“What’re those?” Banner asked.
“I keep these with me. For decisions to be made. Like choosing lots. The white stone means that you join our settlement and learn from us.”
“And the other?”
“The other, if selected, condemns you to suffer, for suffering is what you want.” Ang sucked in a breath, the effort visible when his robe rose and fell across his chest. “You choose. Which do you want?”
“Put them in a sack,” Banner said. “Or one in either hand. Is that what I do, choose one or the other without knowing which one? Like this is ordained? Like you’re some sort of magician?”
Ang shook his head. He pushed his hand towards Banner and said, “You choose which stone you want. A white stone that saves you or a green-striped stone that doesn’t.”
A spark of truth erupted in Banner’s mind. This was nothing like what had happened on Vanguard. There, he hadn’t given each colonist a choice, a selection of one stone or another; or the drawing of the proverbial short straw. There'd been no lottery conducted in an old-fashioned way. There'd only been an algorithm running on a maintenance system drafted to do the job. The men, women and children chosen by lot had had no say in their future. They hadn't even tried their luck.
Banner had a say, though. He looked at the two stones in Ang's hand. One lay across a stitched line in the palm. The other lay close to the root of the index finger.
“The white one saves me?” Banner asked.
Ang nodded and Banner took the white stone from the open palm. Why not grab at what could be a last chance for solace?
He heard his name being shouted. He felt Ang’s strong arm across his shoulders. He walked into the cool refuge offered by the underground temple. He didn’t care if the missionaries escaped or if Lieutenant Kahn took charge and continued the search.
When he started out on this mission, he didn’t know why he hadn’t just handed it over to an underling. But now he understood.

The End

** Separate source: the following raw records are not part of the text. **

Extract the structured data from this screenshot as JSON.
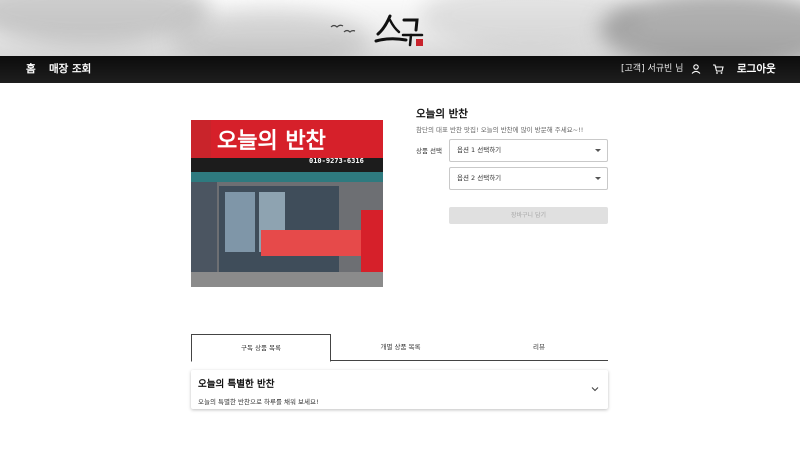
{
  "brand": {
    "logo_icon": "brush-calligraphy-logo-icon",
    "seal_color": "#c8232c"
  },
  "nav": {
    "home_label": "홈",
    "store_search_label": "매장 조회",
    "user_name": "[고객] 서규빈 님",
    "user_icon": "user-icon",
    "cart_icon": "cart-icon",
    "logout_label": "로그아웃"
  },
  "product": {
    "image_icon": "storefront-photo",
    "sign_text": "오늘의 반찬",
    "sign_phone": "010-9273-6316",
    "title": "오늘의 반찬",
    "description": "참단의 대표 반찬 맛집! 오늘의 반찬에 많이 방문해 주세요~!!",
    "option_label": "상품 선택",
    "option1_placeholder": "옵션 1 선택하기",
    "option2_placeholder": "옵션 2 선택하기",
    "cart_button_label": "장바구니 담기"
  },
  "tabs": [
    {
      "label": "구독 상품 목록",
      "active": true
    },
    {
      "label": "개별 상품 목록",
      "active": false
    },
    {
      "label": "리뷰",
      "active": false
    }
  ],
  "accordion": {
    "title": "오늘의 특별한 반찬",
    "subtitle": "오늘의 특별한 반찬으로 하루를 채워 보세요!",
    "chevron_icon": "chevron-down-icon"
  },
  "colors": {
    "nav_bg": "#111111",
    "accent_red": "#d4222b",
    "disabled_btn": "#e0e0e0"
  }
}
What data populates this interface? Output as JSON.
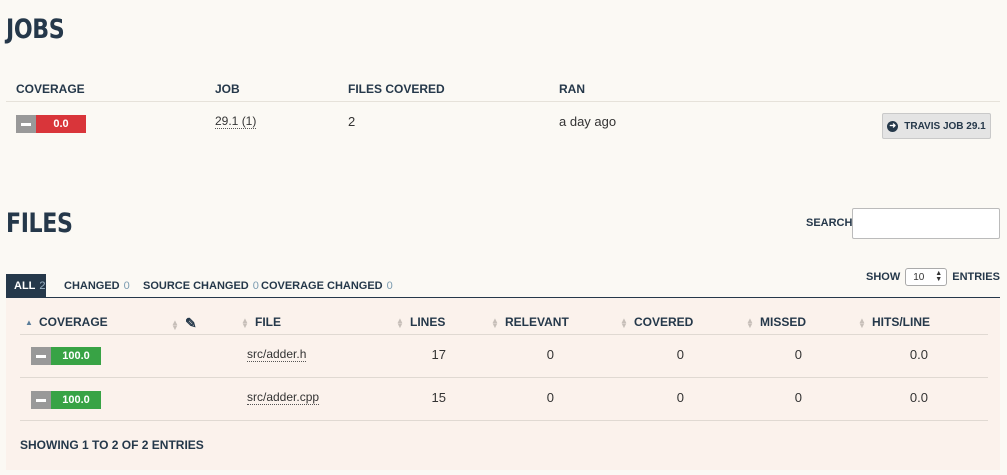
{
  "jobs": {
    "title": "JOBS",
    "headers": {
      "coverage": "COVERAGE",
      "job": "JOB",
      "files_covered": "FILES COVERED",
      "ran": "RAN"
    },
    "row": {
      "coverage": "0.0",
      "job": "29.1 (1)",
      "files_covered": "2",
      "ran": "a day ago",
      "button": "TRAVIS JOB 29.1"
    }
  },
  "files": {
    "title": "FILES",
    "search_label": "SEARCH:",
    "search_value": "",
    "show_label": "SHOW",
    "show_value": "10",
    "entries_label": "ENTRIES",
    "tabs": [
      {
        "label": "ALL",
        "count": "2"
      },
      {
        "label": "CHANGED",
        "count": "0"
      },
      {
        "label": "SOURCE CHANGED",
        "count": "0"
      },
      {
        "label": "COVERAGE CHANGED",
        "count": "0"
      }
    ],
    "columns": {
      "coverage": "COVERAGE",
      "file": "FILE",
      "lines": "LINES",
      "relevant": "RELEVANT",
      "covered": "COVERED",
      "missed": "MISSED",
      "hits_line": "HITS/LINE"
    },
    "rows": [
      {
        "coverage": "100.0",
        "file": "src/adder.h",
        "lines": "17",
        "relevant": "0",
        "covered": "0",
        "missed": "0",
        "hits_line": "0.0"
      },
      {
        "coverage": "100.0",
        "file": "src/adder.cpp",
        "lines": "15",
        "relevant": "0",
        "covered": "0",
        "missed": "0",
        "hits_line": "0.0"
      }
    ],
    "footer": "SHOWING 1 TO 2 OF 2 ENTRIES"
  },
  "colors": {
    "heading": "#25384a",
    "red": "#d9353a",
    "green": "#38a345"
  },
  "icons": [
    "minus-icon",
    "circle-arrow-right-icon",
    "sort-icon",
    "pencil-icon",
    "chevron-updown-icon"
  ]
}
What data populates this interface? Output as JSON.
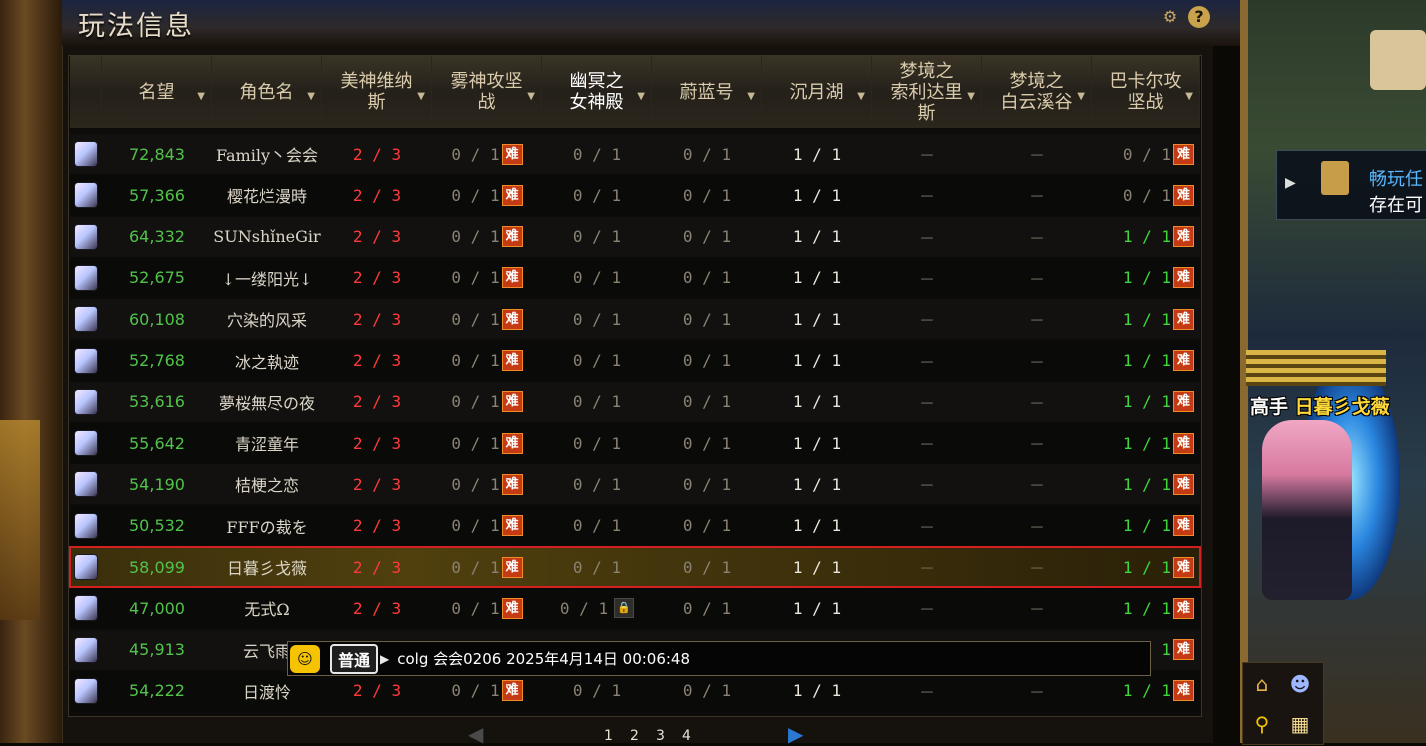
{
  "title": "玩法信息",
  "icons": {
    "settings": "gear-icon",
    "help": "?"
  },
  "header": [
    {
      "label": "名望",
      "special": false
    },
    {
      "label": "角色名",
      "special": false
    },
    {
      "label": "美神维纳\n斯",
      "special": false
    },
    {
      "label": "雾神攻坚\n战",
      "special": false
    },
    {
      "label": "幽冥之\n女神殿",
      "special": true
    },
    {
      "label": "蔚蓝号",
      "special": false
    },
    {
      "label": "沉月湖",
      "special": false
    },
    {
      "label": "梦境之\n索利达里\n斯",
      "special": false
    },
    {
      "label": "梦境之\n白云溪谷",
      "special": false
    },
    {
      "label": "巴卡尔攻\n坚战",
      "special": false
    }
  ],
  "hard_badge": "难",
  "rows": [
    {
      "fame": "72,843",
      "name": "Family丶会会",
      "venus": "2 / 3",
      "mist": "0 / 1",
      "ghost": "0 / 1",
      "blue": "0 / 1",
      "moon": "1 / 1",
      "dream1": "－",
      "dream2": "－",
      "bakal": "0 / 1",
      "bakal_color": "grey"
    },
    {
      "fame": "57,366",
      "name": "樱花烂漫時",
      "venus": "2 / 3",
      "mist": "0 / 1",
      "ghost": "0 / 1",
      "blue": "0 / 1",
      "moon": "1 / 1",
      "dream1": "－",
      "dream2": "－",
      "bakal": "0 / 1",
      "bakal_color": "grey"
    },
    {
      "fame": "64,332",
      "name": "SUNshǐneGir",
      "venus": "2 / 3",
      "mist": "0 / 1",
      "ghost": "0 / 1",
      "blue": "0 / 1",
      "moon": "1 / 1",
      "dream1": "－",
      "dream2": "－",
      "bakal": "1 / 1",
      "bakal_color": "green"
    },
    {
      "fame": "52,675",
      "name": "↓一缕阳光↓",
      "venus": "2 / 3",
      "mist": "0 / 1",
      "ghost": "0 / 1",
      "blue": "0 / 1",
      "moon": "1 / 1",
      "dream1": "－",
      "dream2": "－",
      "bakal": "1 / 1",
      "bakal_color": "green"
    },
    {
      "fame": "60,108",
      "name": "穴染的风采",
      "venus": "2 / 3",
      "mist": "0 / 1",
      "ghost": "0 / 1",
      "blue": "0 / 1",
      "moon": "1 / 1",
      "dream1": "－",
      "dream2": "－",
      "bakal": "1 / 1",
      "bakal_color": "green"
    },
    {
      "fame": "52,768",
      "name": "冰之執迹",
      "venus": "2 / 3",
      "mist": "0 / 1",
      "ghost": "0 / 1",
      "blue": "0 / 1",
      "moon": "1 / 1",
      "dream1": "－",
      "dream2": "－",
      "bakal": "1 / 1",
      "bakal_color": "green"
    },
    {
      "fame": "53,616",
      "name": "夢桜無尽の夜",
      "venus": "2 / 3",
      "mist": "0 / 1",
      "ghost": "0 / 1",
      "blue": "0 / 1",
      "moon": "1 / 1",
      "dream1": "－",
      "dream2": "－",
      "bakal": "1 / 1",
      "bakal_color": "green"
    },
    {
      "fame": "55,642",
      "name": "青涩童年",
      "venus": "2 / 3",
      "mist": "0 / 1",
      "ghost": "0 / 1",
      "blue": "0 / 1",
      "moon": "1 / 1",
      "dream1": "－",
      "dream2": "－",
      "bakal": "1 / 1",
      "bakal_color": "green"
    },
    {
      "fame": "54,190",
      "name": "桔梗之恋",
      "venus": "2 / 3",
      "mist": "0 / 1",
      "ghost": "0 / 1",
      "blue": "0 / 1",
      "moon": "1 / 1",
      "dream1": "－",
      "dream2": "－",
      "bakal": "1 / 1",
      "bakal_color": "green"
    },
    {
      "fame": "50,532",
      "name": "FFFの裁を",
      "venus": "2 / 3",
      "mist": "0 / 1",
      "ghost": "0 / 1",
      "blue": "0 / 1",
      "moon": "1 / 1",
      "dream1": "－",
      "dream2": "－",
      "bakal": "1 / 1",
      "bakal_color": "green"
    },
    {
      "fame": "58,099",
      "name": "日暮彡戈薇",
      "venus": "2 / 3",
      "mist": "0 / 1",
      "ghost": "0 / 1",
      "blue": "0 / 1",
      "moon": "1 / 1",
      "dream1": "－",
      "dream2": "－",
      "bakal": "1 / 1",
      "bakal_color": "green",
      "selected": true
    },
    {
      "fame": "47,000",
      "name": "无式Ω",
      "venus": "2 / 3",
      "mist": "0 / 1",
      "ghost": "0 / 1",
      "blue": "0 / 1",
      "moon": "1 / 1",
      "dream1": "－",
      "dream2": "－",
      "bakal": "1 / 1",
      "bakal_color": "green",
      "ghost_lock": true
    },
    {
      "fame": "45,913",
      "name": "云飞雨",
      "venus": "",
      "mist": "",
      "ghost": "",
      "blue": "",
      "moon": "",
      "dream1": "",
      "dream2": "",
      "bakal": "1",
      "bakal_color": "green"
    },
    {
      "fame": "54,222",
      "name": "日渡怜",
      "venus": "2 / 3",
      "mist": "0 / 1",
      "ghost": "0 / 1",
      "blue": "0 / 1",
      "moon": "1 / 1",
      "dream1": "－",
      "dream2": "－",
      "bakal": "1 / 1",
      "bakal_color": "green"
    }
  ],
  "chat": {
    "channel": "普通",
    "message": "colg 会会0206 2025年4月14日 00:06:48"
  },
  "pagination": {
    "pages": [
      "1",
      "2",
      "3",
      "4"
    ]
  },
  "side": {
    "quest_line1": "畅玩任",
    "quest_line2": "存在可",
    "char_title": "高手",
    "char_name": "日暮彡戈薇"
  }
}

About the Author: After a long and successful career as a software developer and technical architect, David has turned to a first love: writing fiction in all its many forms, including SF and fantasy, magical realism, and contemporary narrative. He's published stories in Phase 2, Farther Stars Than These, SciFan, Martian Wave, Flash Fiction Press , Bonfires and Vanities (an anthology), Gaslandia (a dieselpunk anthology), and other online as well as print magazines. Visit his web site: to learn more and for links to his Kindle books on Amazon.